■ AIM OF THE EXERCISE ■
Count every line below in which "qualified" occurs, then give only the count.

Top of EXTRACTED INFORMATION

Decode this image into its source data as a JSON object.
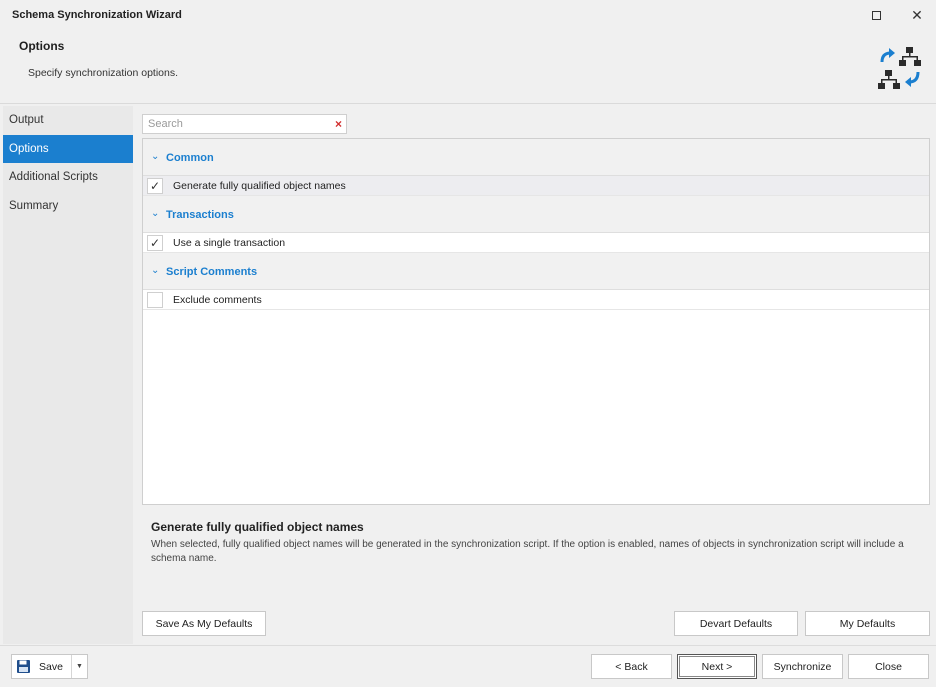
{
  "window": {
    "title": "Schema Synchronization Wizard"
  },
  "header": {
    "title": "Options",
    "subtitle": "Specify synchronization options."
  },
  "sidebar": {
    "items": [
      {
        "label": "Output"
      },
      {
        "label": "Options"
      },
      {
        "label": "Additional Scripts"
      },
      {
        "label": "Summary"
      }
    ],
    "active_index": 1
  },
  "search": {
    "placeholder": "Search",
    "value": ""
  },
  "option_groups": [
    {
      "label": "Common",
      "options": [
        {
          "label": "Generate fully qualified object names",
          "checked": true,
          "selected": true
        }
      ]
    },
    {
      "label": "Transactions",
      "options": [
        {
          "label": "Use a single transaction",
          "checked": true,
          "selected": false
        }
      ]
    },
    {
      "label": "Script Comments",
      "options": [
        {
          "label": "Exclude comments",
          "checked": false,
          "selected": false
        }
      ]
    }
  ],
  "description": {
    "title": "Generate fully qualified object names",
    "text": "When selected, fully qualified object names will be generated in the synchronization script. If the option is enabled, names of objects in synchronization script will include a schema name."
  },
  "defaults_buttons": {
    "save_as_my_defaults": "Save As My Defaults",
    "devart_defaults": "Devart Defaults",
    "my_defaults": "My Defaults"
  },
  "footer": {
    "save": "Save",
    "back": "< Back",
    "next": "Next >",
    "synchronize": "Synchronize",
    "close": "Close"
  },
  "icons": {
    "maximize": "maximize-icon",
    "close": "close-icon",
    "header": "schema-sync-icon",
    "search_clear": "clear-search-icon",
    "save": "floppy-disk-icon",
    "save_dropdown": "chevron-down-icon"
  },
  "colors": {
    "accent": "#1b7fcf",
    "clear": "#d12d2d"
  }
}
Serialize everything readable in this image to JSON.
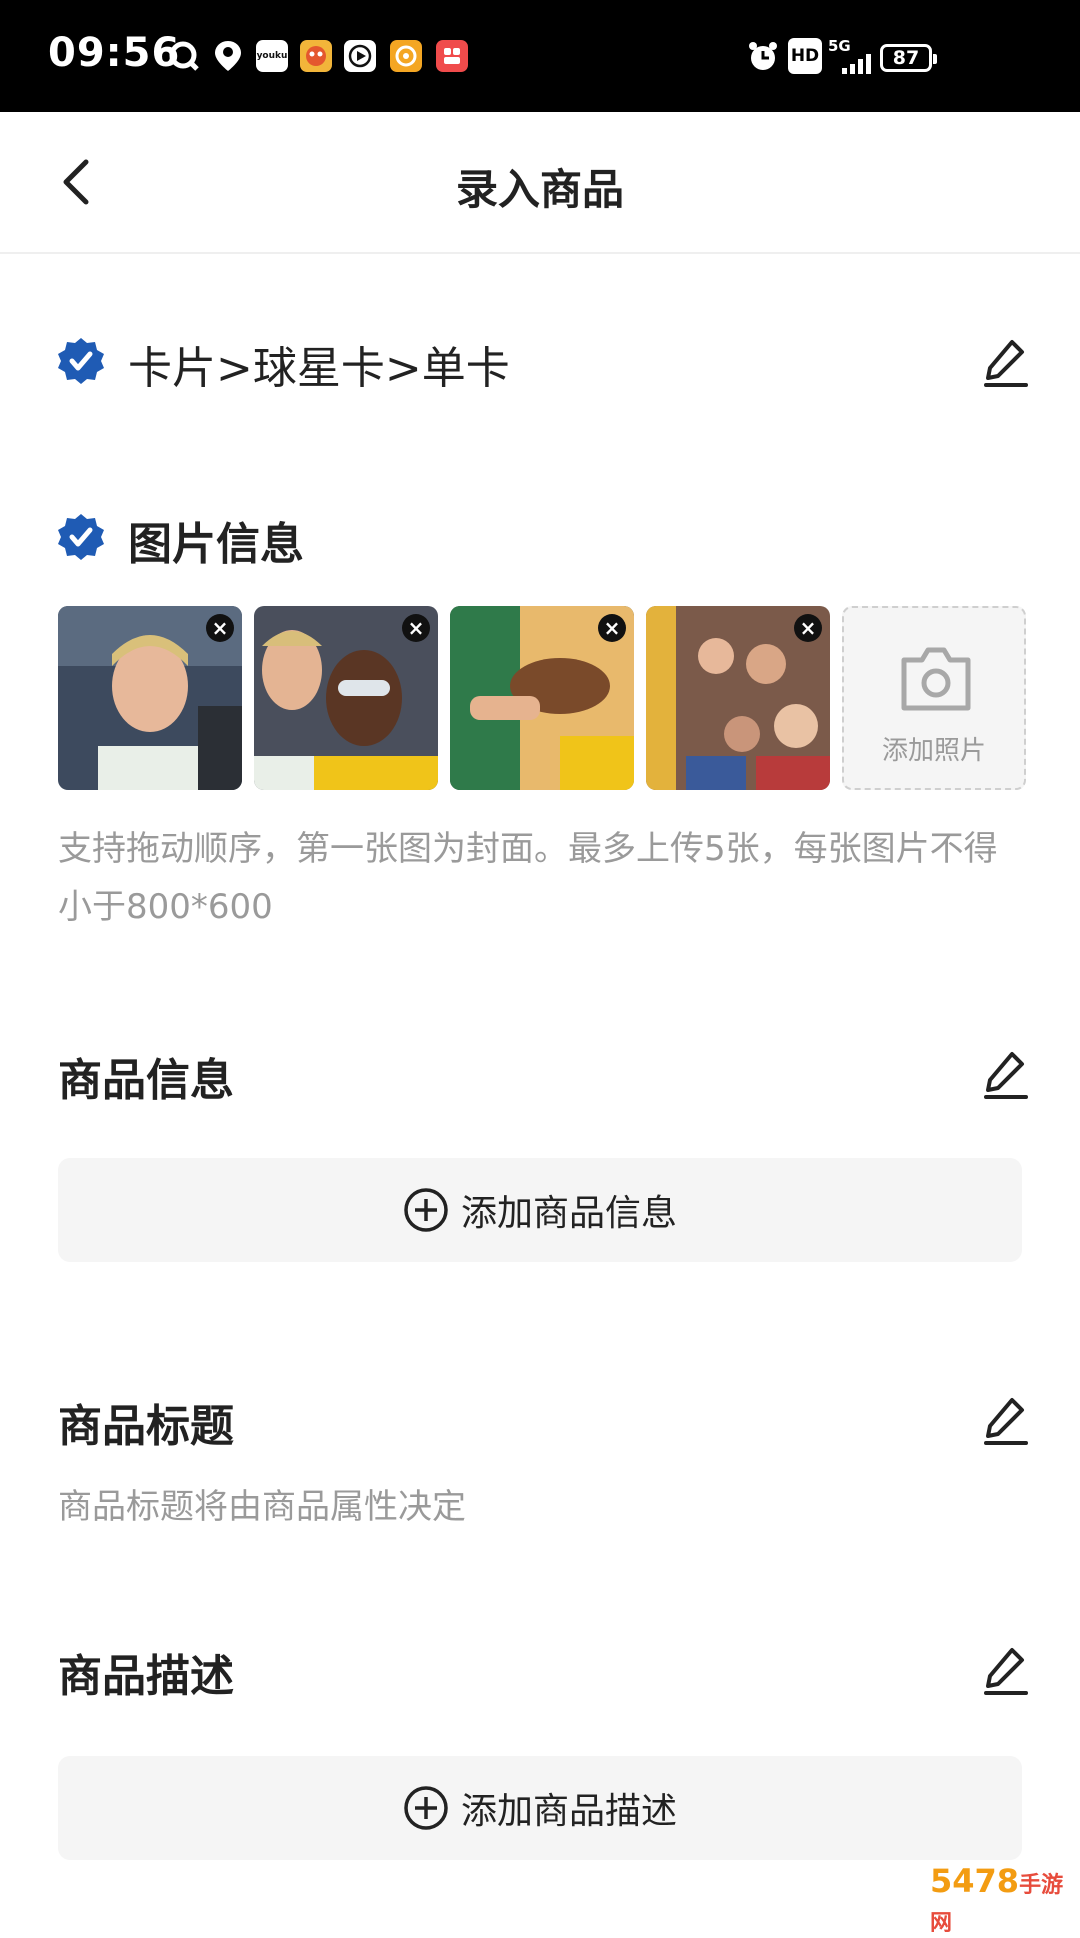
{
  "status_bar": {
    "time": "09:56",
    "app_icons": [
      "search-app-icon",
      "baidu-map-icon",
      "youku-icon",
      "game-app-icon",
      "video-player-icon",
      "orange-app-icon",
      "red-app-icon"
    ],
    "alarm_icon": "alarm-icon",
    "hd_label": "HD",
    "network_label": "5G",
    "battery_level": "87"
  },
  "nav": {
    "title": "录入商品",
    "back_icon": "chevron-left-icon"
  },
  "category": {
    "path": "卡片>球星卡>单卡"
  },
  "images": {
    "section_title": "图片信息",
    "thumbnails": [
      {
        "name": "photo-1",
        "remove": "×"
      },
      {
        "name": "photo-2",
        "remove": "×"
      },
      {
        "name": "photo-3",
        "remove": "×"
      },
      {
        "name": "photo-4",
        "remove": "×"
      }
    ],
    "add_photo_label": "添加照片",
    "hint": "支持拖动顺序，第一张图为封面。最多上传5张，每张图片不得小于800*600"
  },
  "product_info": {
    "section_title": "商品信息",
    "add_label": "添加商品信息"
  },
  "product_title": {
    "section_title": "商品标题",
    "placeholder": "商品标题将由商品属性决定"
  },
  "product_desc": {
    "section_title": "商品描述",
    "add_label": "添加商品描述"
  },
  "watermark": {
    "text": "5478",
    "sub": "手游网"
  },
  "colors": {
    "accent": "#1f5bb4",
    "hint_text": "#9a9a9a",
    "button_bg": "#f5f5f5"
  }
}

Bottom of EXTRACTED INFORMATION

■ SOLUTION BELOW ■
3